ViacomCBS has been offloading assets it deems non-essential to its core TV, video-based business

Analysts at S&P Global Ratings said in a note on Tuesday that they expect ViacomCBS’s sale of tech website CNET to Red Ventures to “modestly reduce” ViacomCBS’s leverage. The move is a continuation of ViacomCBS’s recent business plan of selling off assets it views as non-essential to the future of the company’s core video business in hops of chipping away at debt.

“We do not think the sale will affect the company’s size and scale because CNET is not part of its video content business,” S&P analysts wrote on Tuesday. “We expect ViacomCBS to use the proceeds to reduce its debt over time and view the sale of CNET as consistent with its stated plans to sell non-core assets to reduce its leverage.”

ViacomCBS said it anticipates that the sale, which is expected to close in the fourth quarter of 2020, will provide between roughly $330 million and $350 million in net proceeds. Red Ventures’ $500 million acquisition of CNET Media Group includes multiple websites, such as Gamespot, Metacritic and TVGuide.com.

Shares of Viacom have been up nearly 5% in the last five trading days, 25% in the last three months, yet down more than 28% in the year-to-date.

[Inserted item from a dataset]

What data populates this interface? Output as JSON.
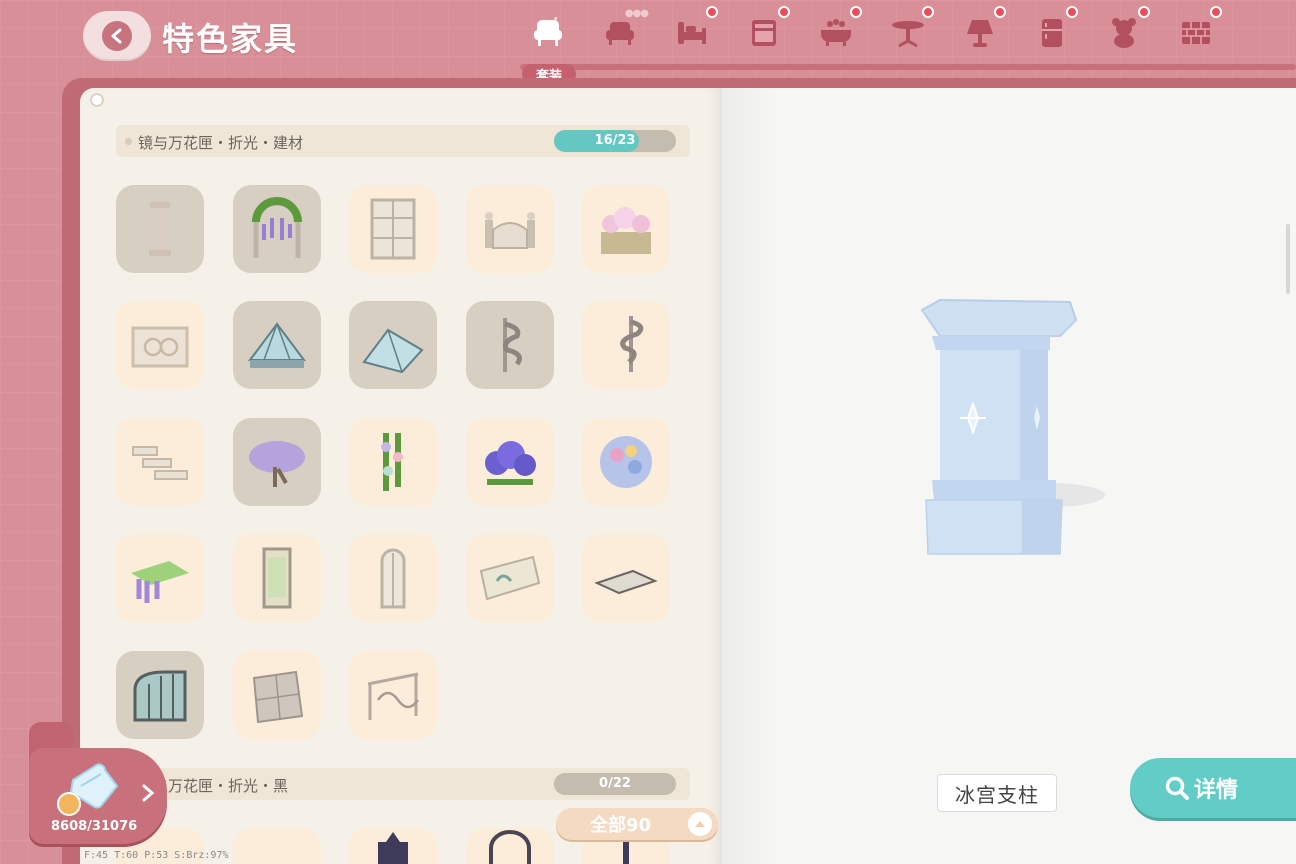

S&P analysts said that while ViacomCBS’s debt is still high at 4x for the cost of the sale of CNET, they expect the company’s leverage to improve to about 3.5x by the end of 2020. To lower its debt obligations ViacomCBS has been working to improve its operating trends, taking cost-management actions, and in 2019 rolled off of about $600 million of programming charges.

ViacomCBS has also been looking to offload its Simon & Schuster publishing unit as part of the push to focus its assets on video-based content, including the recent rebrand of CBS All Access to Paramount+. During an investor conference back in March, ViacomCBS CEO Bob Bakish said: “[It’s] not a core asset. It is not video-based. It does not have significant connection for our broader business.”

In February S&P analysts revised their outlook on ViacomCBS to negative due to the company’s weaker-than-expected results and high level of debt following the long-awaited merger between Viacom and CBS.

“Since that time, the economic landscape has materially deteriorated due to the COVID-19 pandemic. Despite weaker ad revenue trends, ViacomCBS has significantly reduced its costs to offset its weaker revenue and accelerated certain cost synergies from the combination of the two companies,” S&P analysts wrote.

They also touted ViacomCBS’s streaming services, which have seen stronger-than-expected growth during the pandemic. ViacomCBS has, on top of that, been able to leverage its network portfolio to extend several distribution deals and add carriage fees for its cable networks to YouTube TV.

“However, due to the uncertainty created by the COVID-19 pandemic, the timing of these asset sales is uncertain and will likely be delayed into 2021,” analysts wrote. “We will now look to resolve the negative outlook in 2021 when we get more clarity about the timing and amount of proceeds from the non-core asset sales, as well as the company’s ability to improve its operating trends despite the continued economic uncertainty and increasingly competitive media landscape.”

Trey Williams